(Web page and app entries)
BEGIN

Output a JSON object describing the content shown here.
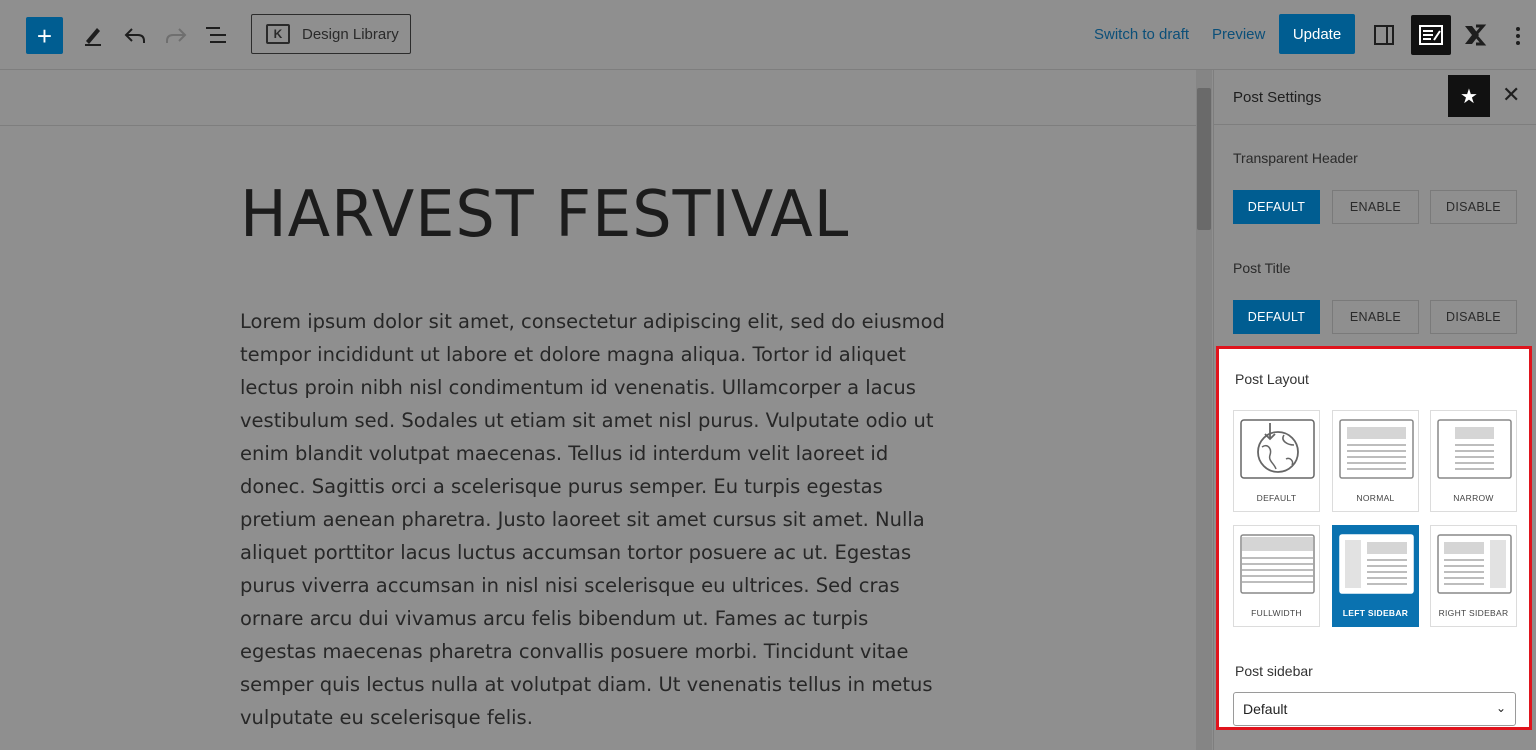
{
  "toolbar": {
    "add_icon": "plus-icon",
    "tools": [
      "pencil-icon",
      "undo-icon",
      "redo-icon",
      "list-view-icon"
    ],
    "design_library_label": "Design Library",
    "switch_to_draft": "Switch to draft",
    "preview": "Preview",
    "update": "Update",
    "right_icons": [
      "sidebar-toggle-icon",
      "post-settings-icon",
      "kadence-icon",
      "more-options-icon"
    ]
  },
  "post": {
    "title": "HARVEST FESTIVAL",
    "body": "Lorem ipsum dolor sit amet, consectetur adipiscing elit, sed do eiusmod tempor incididunt ut labore et dolore magna aliqua. Tortor id aliquet lectus proin nibh nisl condimentum id venenatis. Ullamcorper a lacus vestibulum sed. Sodales ut etiam sit amet nisl purus. Vulputate odio ut enim blandit volutpat maecenas. Tellus id interdum velit laoreet id donec. Sagittis orci a scelerisque purus semper. Eu turpis egestas pretium aenean pharetra. Justo laoreet sit amet cursus sit amet. Nulla aliquet porttitor lacus luctus accumsan tortor posuere ac ut. Egestas purus viverra accumsan in nisl nisi scelerisque eu ultrices. Sed cras ornare arcu dui vivamus arcu felis bibendum ut. Fames ac turpis egestas maecenas pharetra convallis posuere morbi. Tincidunt vitae semper quis lectus nulla at volutpat diam. Ut venenatis tellus in metus vulputate eu scelerisque felis."
  },
  "sidebar": {
    "title": "Post Settings",
    "transparent_header": {
      "label": "Transparent Header",
      "options": [
        "DEFAULT",
        "ENABLE",
        "DISABLE"
      ],
      "selected": "DEFAULT"
    },
    "post_title": {
      "label": "Post Title",
      "options": [
        "DEFAULT",
        "ENABLE",
        "DISABLE"
      ],
      "selected": "DEFAULT"
    },
    "post_layout": {
      "label": "Post Layout",
      "options": [
        "DEFAULT",
        "NORMAL",
        "NARROW",
        "FULLWIDTH",
        "LEFT SIDEBAR",
        "RIGHT SIDEBAR"
      ],
      "selected": "LEFT SIDEBAR"
    },
    "post_sidebar": {
      "label": "Post sidebar",
      "value": "Default"
    }
  },
  "colors": {
    "accent": "#005d91",
    "selected_tile": "#0a72b0",
    "highlight_border": "#e0141d",
    "overlay_gray": "#8f8f8f"
  }
}
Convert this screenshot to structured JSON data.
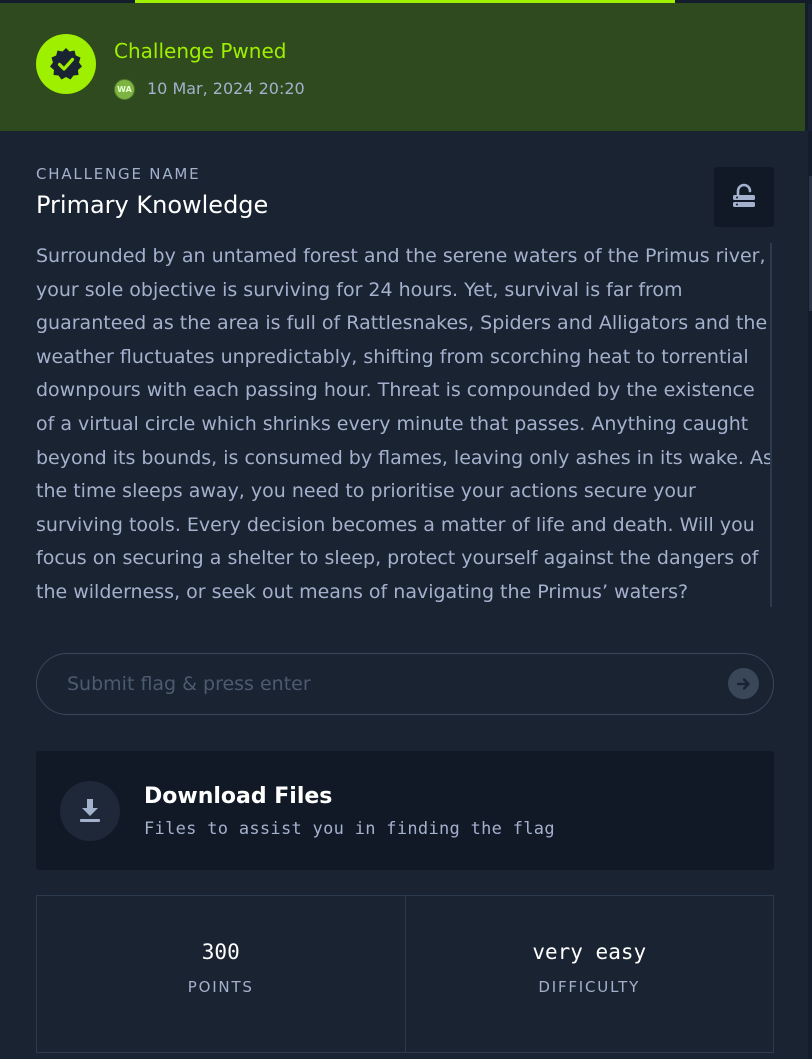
{
  "banner": {
    "title": "Challenge Pwned",
    "avatar_initials": "WA",
    "date": "10 Mar, 2024 20:20",
    "accent_color": "#9fef00",
    "badge_icon": "verified-check-icon"
  },
  "challenge": {
    "section_label": "CHALLENGE NAME",
    "name": "Primary Knowledge",
    "lock_icon": "unlock-icon",
    "description": "Surrounded by an untamed forest and the serene waters of the Primus river, your sole objective is surviving for 24 hours. Yet, survival is far from guaranteed as the area is full of Rattlesnakes, Spiders and Alligators and the weather fluctuates unpredictably, shifting from scorching heat to torrential downpours with each passing hour. Threat is compounded by the existence of a virtual circle which shrinks every minute that passes. Anything caught beyond its bounds, is consumed by flames, leaving only ashes in its wake. As the time sleeps away, you need to prioritise your actions secure your surviving tools. Every decision becomes a matter of life and death. Will you focus on securing a shelter to sleep, protect yourself against the dangers of the wilderness, or seek out means of navigating the Primus’ waters?"
  },
  "flag": {
    "placeholder": "Submit flag & press enter",
    "value": "",
    "submit_icon": "arrow-right-icon"
  },
  "download": {
    "title": "Download Files",
    "subtitle": "Files to assist you in finding the flag",
    "icon": "download-icon"
  },
  "stats": [
    {
      "value": "300",
      "label": "POINTS"
    },
    {
      "value": "very easy",
      "label": "DIFFICULTY"
    }
  ]
}
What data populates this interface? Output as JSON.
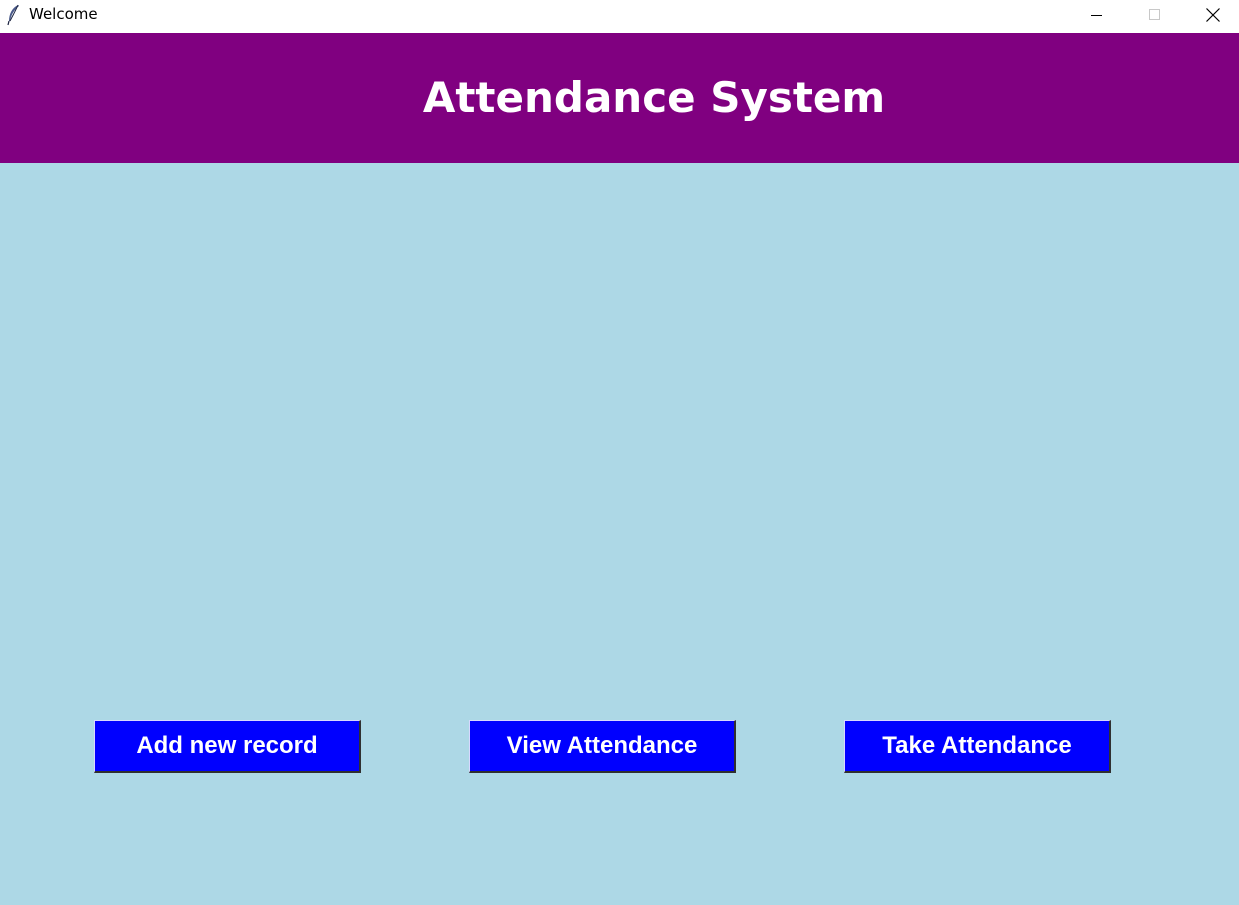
{
  "window": {
    "title": "Welcome",
    "icon": "feather-icon",
    "controls": [
      "minimize-icon",
      "maximize-icon",
      "close-icon"
    ]
  },
  "header": {
    "title": "Attendance System",
    "background": "#800080",
    "text_color": "#ffffff"
  },
  "main": {
    "background": "#add8e6"
  },
  "actions": {
    "add_label": "Add new record",
    "view_label": "View Attendance",
    "take_label": "Take Attendance",
    "button_color": "#0000ff",
    "button_text_color": "#ffffff"
  }
}
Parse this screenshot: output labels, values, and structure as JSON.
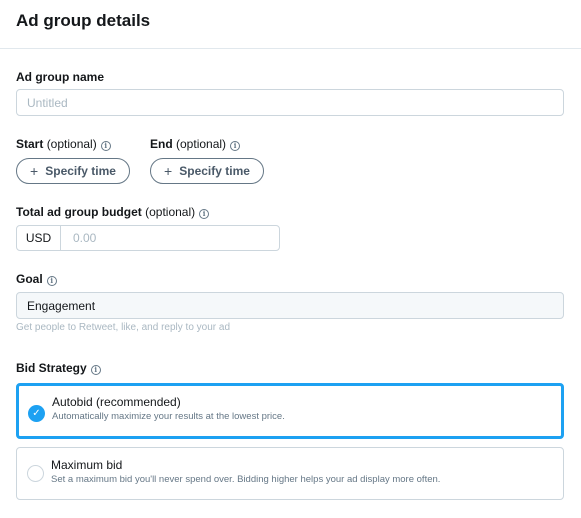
{
  "header": {
    "title": "Ad group details"
  },
  "name_field": {
    "label": "Ad group name",
    "placeholder": "Untitled"
  },
  "start": {
    "label": "Start",
    "optional": "(optional)",
    "button": "Specify time"
  },
  "end": {
    "label": "End",
    "optional": "(optional)",
    "button": "Specify time"
  },
  "budget": {
    "label": "Total ad group budget",
    "optional": "(optional)",
    "currency": "USD",
    "placeholder": "0.00"
  },
  "goal": {
    "label": "Goal",
    "value": "Engagement",
    "helper": "Get people to Retweet, like, and reply to your ad"
  },
  "bid_strategy": {
    "label": "Bid Strategy",
    "options": [
      {
        "title": "Autobid (recommended)",
        "description": "Automatically maximize your results at the lowest price.",
        "selected": true
      },
      {
        "title": "Maximum bid",
        "description": "Set a maximum bid you'll never spend over. Bidding higher helps your ad display more often.",
        "selected": false
      }
    ]
  },
  "icons": {
    "info": "info-icon",
    "plus": "plus-icon",
    "check": "checkmark-icon"
  },
  "colors": {
    "accent": "#1da1f2",
    "border": "#ccd6dd",
    "muted": "#657786"
  }
}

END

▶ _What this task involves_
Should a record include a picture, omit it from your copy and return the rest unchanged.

▶ _Response box_
Output a JSON object describing the content shown here.
{
  "toolbar": {
    "add_icon": "plus-icon",
    "tools": [
      "pencil-icon",
      "undo-icon",
      "redo-icon",
      "list-view-icon"
    ],
    "design_library_label": "Design Library",
    "switch_to_draft": "Switch to draft",
    "preview": "Preview",
    "update": "Update",
    "right_icons": [
      "sidebar-toggle-icon",
      "post-settings-icon",
      "kadence-icon",
      "more-options-icon"
    ]
  },
  "post": {
    "title": "HARVEST FESTIVAL",
    "body": "Lorem ipsum dolor sit amet, consectetur adipiscing elit, sed do eiusmod tempor incididunt ut labore et dolore magna aliqua. Tortor id aliquet lectus proin nibh nisl condimentum id venenatis. Ullamcorper a lacus vestibulum sed. Sodales ut etiam sit amet nisl purus. Vulputate odio ut enim blandit volutpat maecenas. Tellus id interdum velit laoreet id donec. Sagittis orci a scelerisque purus semper. Eu turpis egestas pretium aenean pharetra. Justo laoreet sit amet cursus sit amet. Nulla aliquet porttitor lacus luctus accumsan tortor posuere ac ut. Egestas purus viverra accumsan in nisl nisi scelerisque eu ultrices. Sed cras ornare arcu dui vivamus arcu felis bibendum ut. Fames ac turpis egestas maecenas pharetra convallis posuere morbi. Tincidunt vitae semper quis lectus nulla at volutpat diam. Ut venenatis tellus in metus vulputate eu scelerisque felis."
  },
  "sidebar": {
    "title": "Post Settings",
    "transparent_header": {
      "label": "Transparent Header",
      "options": [
        "DEFAULT",
        "ENABLE",
        "DISABLE"
      ],
      "selected": "DEFAULT"
    },
    "post_title": {
      "label": "Post Title",
      "options": [
        "DEFAULT",
        "ENABLE",
        "DISABLE"
      ],
      "selected": "DEFAULT"
    },
    "post_layout": {
      "label": "Post Layout",
      "options": [
        "DEFAULT",
        "NORMAL",
        "NARROW",
        "FULLWIDTH",
        "LEFT SIDEBAR",
        "RIGHT SIDEBAR"
      ],
      "selected": "LEFT SIDEBAR"
    },
    "post_sidebar": {
      "label": "Post sidebar",
      "value": "Default"
    }
  },
  "colors": {
    "accent": "#005d91",
    "selected_tile": "#0a72b0",
    "highlight_border": "#e0141d",
    "overlay_gray": "#8f8f8f"
  }
}
Convert this screenshot to structured JSON data.
{
  "banner": {
    "title": "Challenge Pwned",
    "avatar_initials": "WA",
    "date": "10 Mar, 2024 20:20",
    "accent_color": "#9fef00",
    "badge_icon": "verified-check-icon"
  },
  "challenge": {
    "section_label": "CHALLENGE NAME",
    "name": "Primary Knowledge",
    "lock_icon": "unlock-icon",
    "description": "Surrounded by an untamed forest and the serene waters of the Primus river, your sole objective is surviving for 24 hours. Yet, survival is far from guaranteed as the area is full of Rattlesnakes, Spiders and Alligators and the weather fluctuates unpredictably, shifting from scorching heat to torrential downpours with each passing hour. Threat is compounded by the existence of a virtual circle which shrinks every minute that passes. Anything caught beyond its bounds, is consumed by flames, leaving only ashes in its wake. As the time sleeps away, you need to prioritise your actions secure your surviving tools. Every decision becomes a matter of life and death. Will you focus on securing a shelter to sleep, protect yourself against the dangers of the wilderness, or seek out means of navigating the Primus’ waters?"
  },
  "flag": {
    "placeholder": "Submit flag & press enter",
    "value": "",
    "submit_icon": "arrow-right-icon"
  },
  "download": {
    "title": "Download Files",
    "subtitle": "Files to assist you in finding the flag",
    "icon": "download-icon"
  },
  "stats": [
    {
      "value": "300",
      "label": "POINTS"
    },
    {
      "value": "very easy",
      "label": "DIFFICULTY"
    }
  ]
}
What data populates this interface? Output as JSON.
{
  "window": {
    "title": "Welcome",
    "icon": "feather-icon",
    "controls": [
      "minimize-icon",
      "maximize-icon",
      "close-icon"
    ]
  },
  "header": {
    "title": "Attendance System",
    "background": "#800080",
    "text_color": "#ffffff"
  },
  "main": {
    "background": "#add8e6"
  },
  "actions": {
    "add_label": "Add new record",
    "view_label": "View Attendance",
    "take_label": "Take Attendance",
    "button_color": "#0000ff",
    "button_text_color": "#ffffff"
  }
}
Parse this screenshot: output labels, values, and structure as JSON.
{
  "header": {
    "title": "Ad group details"
  },
  "name_field": {
    "label": "Ad group name",
    "placeholder": "Untitled"
  },
  "start": {
    "label": "Start",
    "optional": "(optional)",
    "button": "Specify time"
  },
  "end": {
    "label": "End",
    "optional": "(optional)",
    "button": "Specify time"
  },
  "budget": {
    "label": "Total ad group budget",
    "optional": "(optional)",
    "currency": "USD",
    "placeholder": "0.00"
  },
  "goal": {
    "label": "Goal",
    "value": "Engagement",
    "helper": "Get people to Retweet, like, and reply to your ad"
  },
  "bid_strategy": {
    "label": "Bid Strategy",
    "options": [
      {
        "title": "Autobid (recommended)",
        "description": "Automatically maximize your results at the lowest price.",
        "selected": true
      },
      {
        "title": "Maximum bid",
        "description": "Set a maximum bid you'll never spend over. Bidding higher helps your ad display more often.",
        "selected": false
      }
    ]
  },
  "icons": {
    "info": "info-icon",
    "plus": "plus-icon",
    "check": "checkmark-icon"
  },
  "colors": {
    "accent": "#1da1f2",
    "border": "#ccd6dd",
    "muted": "#657786"
  }
}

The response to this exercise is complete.